Activity: Line by line, print the records exactly.

Data about app and page elements:
↓

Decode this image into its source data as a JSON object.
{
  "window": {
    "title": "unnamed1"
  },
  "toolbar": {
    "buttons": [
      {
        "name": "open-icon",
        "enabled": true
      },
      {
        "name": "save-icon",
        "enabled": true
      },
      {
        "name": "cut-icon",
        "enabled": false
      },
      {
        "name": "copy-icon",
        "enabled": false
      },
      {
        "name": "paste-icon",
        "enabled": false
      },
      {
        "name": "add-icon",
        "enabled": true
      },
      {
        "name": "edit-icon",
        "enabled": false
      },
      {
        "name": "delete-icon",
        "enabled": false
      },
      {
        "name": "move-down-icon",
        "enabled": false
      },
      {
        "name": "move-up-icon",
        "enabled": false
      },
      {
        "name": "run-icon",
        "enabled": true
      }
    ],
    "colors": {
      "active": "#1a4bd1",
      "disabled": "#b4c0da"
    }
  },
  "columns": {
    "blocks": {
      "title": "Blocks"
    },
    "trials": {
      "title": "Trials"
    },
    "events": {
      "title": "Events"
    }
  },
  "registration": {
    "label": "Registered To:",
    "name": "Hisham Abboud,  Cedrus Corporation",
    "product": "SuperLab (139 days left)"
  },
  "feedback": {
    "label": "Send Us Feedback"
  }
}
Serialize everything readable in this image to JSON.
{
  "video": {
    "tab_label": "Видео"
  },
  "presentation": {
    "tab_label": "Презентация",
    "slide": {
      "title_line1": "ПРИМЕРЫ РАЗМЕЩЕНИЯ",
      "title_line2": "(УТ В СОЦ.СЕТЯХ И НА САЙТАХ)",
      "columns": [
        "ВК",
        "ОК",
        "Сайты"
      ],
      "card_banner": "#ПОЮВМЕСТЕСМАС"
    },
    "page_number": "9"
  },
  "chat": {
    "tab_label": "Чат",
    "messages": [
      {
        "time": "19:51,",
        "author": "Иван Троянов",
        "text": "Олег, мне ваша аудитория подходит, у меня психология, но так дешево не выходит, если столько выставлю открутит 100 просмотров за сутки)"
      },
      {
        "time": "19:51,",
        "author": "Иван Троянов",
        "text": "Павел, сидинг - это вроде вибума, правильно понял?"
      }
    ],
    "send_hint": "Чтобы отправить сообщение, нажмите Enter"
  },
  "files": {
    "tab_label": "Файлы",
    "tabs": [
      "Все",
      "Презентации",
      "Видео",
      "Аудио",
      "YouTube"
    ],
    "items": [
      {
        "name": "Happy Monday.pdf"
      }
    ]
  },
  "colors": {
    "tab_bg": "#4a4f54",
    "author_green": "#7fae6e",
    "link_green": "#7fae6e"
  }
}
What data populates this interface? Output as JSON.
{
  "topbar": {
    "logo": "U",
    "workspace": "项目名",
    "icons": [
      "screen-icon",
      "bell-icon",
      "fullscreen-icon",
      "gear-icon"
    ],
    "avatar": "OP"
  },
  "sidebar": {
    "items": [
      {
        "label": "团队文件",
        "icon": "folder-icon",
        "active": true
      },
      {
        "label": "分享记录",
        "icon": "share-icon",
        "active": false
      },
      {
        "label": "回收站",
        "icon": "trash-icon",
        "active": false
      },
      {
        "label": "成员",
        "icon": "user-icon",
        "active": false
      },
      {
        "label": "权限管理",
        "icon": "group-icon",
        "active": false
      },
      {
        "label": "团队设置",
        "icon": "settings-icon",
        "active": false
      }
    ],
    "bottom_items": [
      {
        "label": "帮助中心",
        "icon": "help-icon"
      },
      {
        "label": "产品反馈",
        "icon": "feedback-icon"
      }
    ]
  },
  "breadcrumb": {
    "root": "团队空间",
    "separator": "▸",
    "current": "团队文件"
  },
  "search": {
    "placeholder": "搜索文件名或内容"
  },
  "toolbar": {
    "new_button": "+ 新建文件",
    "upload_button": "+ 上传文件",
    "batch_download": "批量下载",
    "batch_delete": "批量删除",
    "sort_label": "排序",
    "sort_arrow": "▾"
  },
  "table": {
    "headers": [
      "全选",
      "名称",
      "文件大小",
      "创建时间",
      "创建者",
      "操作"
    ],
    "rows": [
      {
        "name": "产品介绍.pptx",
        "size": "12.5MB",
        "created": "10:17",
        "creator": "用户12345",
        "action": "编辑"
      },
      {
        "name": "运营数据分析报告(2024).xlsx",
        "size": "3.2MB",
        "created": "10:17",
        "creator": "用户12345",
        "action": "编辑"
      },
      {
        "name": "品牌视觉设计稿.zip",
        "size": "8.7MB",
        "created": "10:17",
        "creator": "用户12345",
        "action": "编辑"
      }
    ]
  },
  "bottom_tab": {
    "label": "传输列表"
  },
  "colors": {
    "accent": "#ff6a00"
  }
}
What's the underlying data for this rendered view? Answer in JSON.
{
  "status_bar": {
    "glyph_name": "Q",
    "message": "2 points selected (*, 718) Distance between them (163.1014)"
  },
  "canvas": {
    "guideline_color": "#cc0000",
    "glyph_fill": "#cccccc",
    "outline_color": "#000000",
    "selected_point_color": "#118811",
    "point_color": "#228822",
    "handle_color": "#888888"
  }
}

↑

Your response:
Decode this image into its source data as a JSON object.
{
  "window": {
    "title": "unnamed1"
  },
  "toolbar": {
    "buttons": [
      {
        "name": "open-icon",
        "enabled": true
      },
      {
        "name": "save-icon",
        "enabled": true
      },
      {
        "name": "cut-icon",
        "enabled": false
      },
      {
        "name": "copy-icon",
        "enabled": false
      },
      {
        "name": "paste-icon",
        "enabled": false
      },
      {
        "name": "add-icon",
        "enabled": true
      },
      {
        "name": "edit-icon",
        "enabled": false
      },
      {
        "name": "delete-icon",
        "enabled": false
      },
      {
        "name": "move-down-icon",
        "enabled": false
      },
      {
        "name": "move-up-icon",
        "enabled": false
      },
      {
        "name": "run-icon",
        "enabled": true
      }
    ],
    "colors": {
      "active": "#1a4bd1",
      "disabled": "#b4c0da"
    }
  },
  "columns": {
    "blocks": {
      "title": "Blocks"
    },
    "trials": {
      "title": "Trials"
    },
    "events": {
      "title": "Events"
    }
  },
  "registration": {
    "label": "Registered To:",
    "name": "Hisham Abboud,  Cedrus Corporation",
    "product": "SuperLab (139 days left)"
  },
  "feedback": {
    "label": "Send Us Feedback"
  }
}
Serialize everything readable in this image to JSON.
{
  "video": {
    "tab_label": "Видео"
  },
  "presentation": {
    "tab_label": "Презентация",
    "slide": {
      "title_line1": "ПРИМЕРЫ РАЗМЕЩЕНИЯ",
      "title_line2": "(УТ В СОЦ.СЕТЯХ И НА САЙТАХ)",
      "columns": [
        "ВК",
        "ОК",
        "Сайты"
      ],
      "card_banner": "#ПОЮВМЕСТЕСМАС"
    },
    "page_number": "9"
  },
  "chat": {
    "tab_label": "Чат",
    "messages": [
      {
        "time": "19:51,",
        "author": "Иван Троянов",
        "text": "Олег, мне ваша аудитория подходит, у меня психология, но так дешево не выходит, если столько выставлю открутит 100 просмотров за сутки)"
      },
      {
        "time": "19:51,",
        "author": "Иван Троянов",
        "text": "Павел, сидинг - это вроде вибума, правильно понял?"
      }
    ],
    "send_hint": "Чтобы отправить сообщение, нажмите Enter"
  },
  "files": {
    "tab_label": "Файлы",
    "tabs": [
      "Все",
      "Презентации",
      "Видео",
      "Аудио",
      "YouTube"
    ],
    "items": [
      {
        "name": "Happy Monday.pdf"
      }
    ]
  },
  "colors": {
    "tab_bg": "#4a4f54",
    "author_green": "#7fae6e",
    "link_green": "#7fae6e"
  }
}
What data populates this interface? Output as JSON.
{
  "topbar": {
    "logo": "U",
    "workspace": "项目名",
    "icons": [
      "screen-icon",
      "bell-icon",
      "fullscreen-icon",
      "gear-icon"
    ],
    "avatar": "OP"
  },
  "sidebar": {
    "items": [
      {
        "label": "团队文件",
        "icon": "folder-icon",
        "active": true
      },
      {
        "label": "分享记录",
        "icon": "share-icon",
        "active": false
      },
      {
        "label": "回收站",
        "icon": "trash-icon",
        "active": false
      },
      {
        "label": "成员",
        "icon": "user-icon",
        "active": false
      },
      {
        "label": "权限管理",
        "icon": "group-icon",
        "active": false
      },
      {
        "label": "团队设置",
        "icon": "settings-icon",
        "active": false
      }
    ],
    "bottom_items": [
      {
        "label": "帮助中心",
        "icon": "help-icon"
      },
      {
        "label": "产品反馈",
        "icon": "feedback-icon"
      }
    ]
  },
  "breadcrumb": {
    "root": "团队空间",
    "separator": "▸",
    "current": "团队文件"
  },
  "search": {
    "placeholder": "搜索文件名或内容"
  },
  "toolbar": {
    "new_button": "+ 新建文件",
    "upload_button": "+ 上传文件",
    "batch_download": "批量下载",
    "batch_delete": "批量删除",
    "sort_label": "排序",
    "sort_arrow": "▾"
  },
  "table": {
    "headers": [
      "全选",
      "名称",
      "文件大小",
      "创建时间",
      "创建者",
      "操作"
    ],
    "rows": [
      {
        "name": "产品介绍.pptx",
        "size": "12.5MB",
        "created": "10:17",
        "creator": "用户12345",
        "action": "编辑"
      },
      {
        "name": "运营数据分析报告(2024).xlsx",
        "size": "3.2MB",
        "created": "10:17",
        "creator": "用户12345",
        "action": "编辑"
      },
      {
        "name": "品牌视觉设计稿.zip",
        "size": "8.7MB",
        "created": "10:17",
        "creator": "用户12345",
        "action": "编辑"
      }
    ]
  },
  "bottom_tab": {
    "label": "传输列表"
  },
  "colors": {
    "accent": "#ff6a00"
  }
}
What's the underlying data for this rendered view? Answer in JSON.
{
  "status_bar": {
    "glyph_name": "Q",
    "message": "2 points selected (*, 718) Distance between them (163.1014)"
  },
  "canvas": {
    "guideline_color": "#cc0000",
    "glyph_fill": "#cccccc",
    "outline_color": "#000000",
    "selected_point_color": "#118811",
    "point_color": "#228822",
    "handle_color": "#888888"
  }
}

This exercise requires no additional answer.